Melbourne Water is undertaking a range of waterway improvement activities in Yellingbo Nature Conservation Reserve, to help preserve the habitat of the critically endangered Helmeted Honeyeater and lowland Leadbeater’s Possum.
Both species are state faunal emblems of Victoria and are found nowhere else in the world.
The Helmeted Honeyeater and lowland Leadbeater’s Possum rely on native floodplain forest vegetation for their habitat, which is dominated by a canopy of Mountain Swamp Gums. This habitat was once extensive; now, the only remaining intact vegetation exists in Yellingbo Nature Conservation Reserve, mostly around an area known as Cockatoo Swamp – a natural wetland connected to the Cockatoo Creek.
Why this project is important
A history of vegetation clearing for farming and the modification of waterways has impacted the health of vegetation in Yellingbo Nature Conservation Reserve.
Man-made changes to waterways and levee banks built by farmers in the 1950s have caused some areas of Cockatoo Swamp to receive too much water, and other areas not enough water.
As a result, by the 1990s, the floodplain forest vegetation including Mountain Swamp Gums began to die.
The project works aim to provide more natural patterns of wetting and drying within Cockatoo Swamp, and help return the area to more natural conditions. This is crucial to stop the Mountain Swamp Gums and other vegetation from dying, and allow it to recover and regenerate.
What the works involve
The rehabilitation works are being undertaken in two stages:
- Permanently removing parts of the historical levee banks in strategic locations, to enable more water into important areas of the swamp and its floodplain.
- Installing an 800 metre-long temporary above-ground pipeline and pumping equipment, to lower the water levels in a key area of the swamp. Water pumped from this area will be released back into Cockatoo Creek further downstream.
Removing sections of the levees and lowering the water levels via pumping works will allow the vegetation to recover and regenerate naturally, and improve the existing habitat in the area for these unique and important animals.
Works to permanently remove the levee sections commenced in November 2017 and were completed in January 2018.
Installation of the temporary pipeline and pumping equipment commenced in February 2018 and will be completed by early April 2018.
The pumping will be trialled for four years to assess the benefits before implementing a permanent solution.

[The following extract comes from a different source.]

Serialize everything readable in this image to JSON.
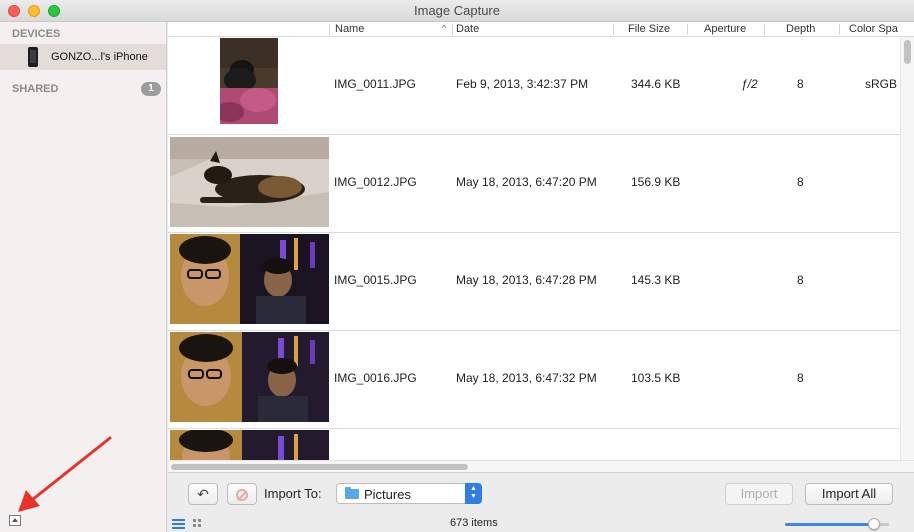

Pumping will occur between January and the end of April every year to avoid disruption to the Helmeted Honeyeater breeding cycles.
Impacts of works
The project was carefully designed and we have consulted closely with key stakeholders to minimise any negative impacts on the sensitive ecological and landscape values of the conservation reserve, particularly the endangered species.
Approvals were obtained from federal, state and local council levels, and project-specific plans are in place to protect all native plants and animals.
We have consulted with relevant stakeholders to ensure people using the conservation reserve are safe and not exposed to any construction related risks in the project areas.
Working in partnership
Melbourne Water has worked closely with a range of stakeholders to make this project happen. These include Zoos Victoria, Parks Victoria, The University of Melbourne, the Department of Environment, Land, Water and Planning (DELWP), Greening Australia, threatened species biologists, both the Helmeted Honeyeater and Leadbeater’s Possum Friends Groups, with advice and design work from technical specialists at Jacobs consultancy.
A team from The University of Melbourne will monitor changes in the project area over the next four years to help measure the success of the works. While the long term damage to the area will not be reversed overnight, it is hoped that positive changes will begin to be seen in the growth of the native vegetation by the end of 2020.
Watch our video "Saving our State animal and bird emblems"